"Only 27 percent of women during pregnancy and 25 percent at three months postpartum met the current European Union (EU) consensus recommendation for DHA," the research team said in a statement. "Seafood, fish, and seaweed products contributed to 79 percent of overall n-3 long chain polyunsaturated fatty acids intake from foods, with the majority from salmon. Results suggest that the majority of women in the cohort were not meeting the EU recommendation for DHA during pregnancy and lactation."

Researchers from the University of Alberta and the University of Calgary recruited 600 women from the Alberta Pregnancy Outcomes and Nutrition (APrON), a cohort study aimed toward understanding the relationship between a mother’s diet during pregnancy and both her and her infant’s health and development. While the majority of these women were educated and had high incomes, they also failed to meet omega-3 LCPUFA recommendations during pregnancy and lactation.

Women who took any supplement containing DHA were 10.6 to 11.1 times more likely to meet the EU’s current consensus recommendation for pregnancy and postpartum. Forty-four percent of the women who reported taking a supplement during pregnancy were not taking that same supplement while breastfeeding three months after giving birth. A similar study revealed that children from mothers who did not adhere to omega-3 LCPUFA supplementation were at a higher risk for sleep disturbances.

Back in June 2014, the Food and Drug Administration issued a statement advising women to eat more fish to aid in fetal growth and development. The FDA’s acting chief scientist Stephen Ostroff said: "Emerging science now tells us that limiting or avoiding fish during pregnancy and early childhood can mean missing out on important nutrients that can have a positive impact on growth and development, as well as on general health."

All of the experts agree that omega-3 LCPUFA is important for any healthy adult, especially pregnant and lactating women.
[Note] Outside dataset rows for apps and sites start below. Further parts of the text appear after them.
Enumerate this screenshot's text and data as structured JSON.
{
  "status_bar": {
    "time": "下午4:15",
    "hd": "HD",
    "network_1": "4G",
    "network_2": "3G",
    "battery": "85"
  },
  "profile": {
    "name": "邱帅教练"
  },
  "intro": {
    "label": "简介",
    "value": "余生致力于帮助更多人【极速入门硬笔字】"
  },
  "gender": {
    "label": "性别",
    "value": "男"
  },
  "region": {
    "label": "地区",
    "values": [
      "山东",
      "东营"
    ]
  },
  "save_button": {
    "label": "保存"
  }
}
The American Dietetic Association, Dietitians of Canada, The European Commission (EU), and the International Society for the Study of Fatty Acids and Lipids all recommend consuming at least 500 mg of omega-3 LCPUFA or 200 mg of DHA per day. The research team suggests following Health Canada’s recommendation to consume one to two portions of fish high in fatty acids each week.

Source: Jia X, Pakseresht M, Wattar N, et al. Pregnant women not getting enough omega-3, critical for infant development, research shows. Canadian Science Publishing (NRC Research Press). 2015.